Wine in a can - Infinite Monkey Theorem
Infinite Monkey Theorem
There's a stereotype of the winery experience: stuffy, pretentious people sipping and spitting out wine against a backdrop of European elegance and rolling hills covered with grapes.
Then there's Infinite Monkey Theorem, Denver's best-known urban winery, founded in 2008 by British-born Ben Parsons. Their motto is "no vineyard, no pretense." The concept of the urban winery is new, and it has since been repeated many times in Colorado, but that's not even Parsons' biggest shock to the vintner world.
He put wine in a can. Suddenly, wine wasn't just something to enjoy over an Italian dinner but something to be brought camping or to the baseball game. And the wines have received critical praise like "dangerously drinkable." Are cans the future of wine? Who knows, but in Denver Parsons is definitely bringing it to a whole new audience.

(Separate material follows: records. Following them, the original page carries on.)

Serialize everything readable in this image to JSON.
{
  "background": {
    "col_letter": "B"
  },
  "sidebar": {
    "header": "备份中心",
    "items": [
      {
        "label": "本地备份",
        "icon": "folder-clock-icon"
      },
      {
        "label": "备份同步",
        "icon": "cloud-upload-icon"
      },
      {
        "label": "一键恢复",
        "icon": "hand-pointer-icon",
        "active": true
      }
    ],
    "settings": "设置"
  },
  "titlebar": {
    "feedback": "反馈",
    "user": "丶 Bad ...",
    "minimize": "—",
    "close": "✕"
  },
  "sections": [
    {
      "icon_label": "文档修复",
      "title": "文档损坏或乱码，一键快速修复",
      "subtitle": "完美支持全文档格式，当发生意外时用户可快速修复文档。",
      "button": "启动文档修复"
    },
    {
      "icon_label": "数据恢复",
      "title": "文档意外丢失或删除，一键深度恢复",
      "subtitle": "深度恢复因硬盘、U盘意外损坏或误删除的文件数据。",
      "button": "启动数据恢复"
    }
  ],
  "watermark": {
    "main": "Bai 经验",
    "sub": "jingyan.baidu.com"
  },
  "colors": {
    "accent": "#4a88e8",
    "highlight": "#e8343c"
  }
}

Long before it had a major league baseball stadium and a thriving nightlife scene, Denver's LoDo neighborhood was run-down and blighted, known as "Skid Row."
And long before he became Colorado's governor, John Hickenlooper was into microbrewing, as one of the founders of Wynkoop Brewing Co., Colorado's first brewpub of the modern era, in 1988. The brewery became not only an anchor for the redevelopment of this area of downtown, but a model for microbreweries that would be repeated time and again. In 1993 Hickenlooper saved an historic building in downtown Colorado Springs from the wrecking ball and turned it into Phantom Canyon Brewing Company.
It wasn't just the business of brewing that Hickenlooper influenced, but the craft of it. Along with brewer Russell Scherer, Wynkoop was one of the first breweries in the country to experiment with mead, doppel alt and cream stouts.
Hickenlooper went on to become Denver's mayor and, in 2010, Colorado's governor. He was re-elected in 2014.
Craft beer in a can - Dale's Pale Ale
Craft beer in a can?
They're everywhere these days, but when Dale Katechis first began canning Dale's Pale Ale in 2002, it was a risky move. Yes, there are benefits like keeping light from the beer and the fact that cans are much more portable and create less trash. But would craft beer lovers, who long perceived canned beer as bland, mass-produced swill, accept it?
They did, in a big way.
Oskar Blues went from a small brewpub to one of Colorado's fastest-growing breweries, the 24th largest in the nation, eclipsed in Colorado only by New Belgium. They have a brewery on the East Coast and their beers can be found in 44 states. Clearly, the craft beer industry was ready to get canny, and other breweries began racing to produce their own canned products.
According to craftcans.com, today more than 500 breweries in the U.S. churn out some 2,000 different beers in cans. And it all started with Dale and his pale ale.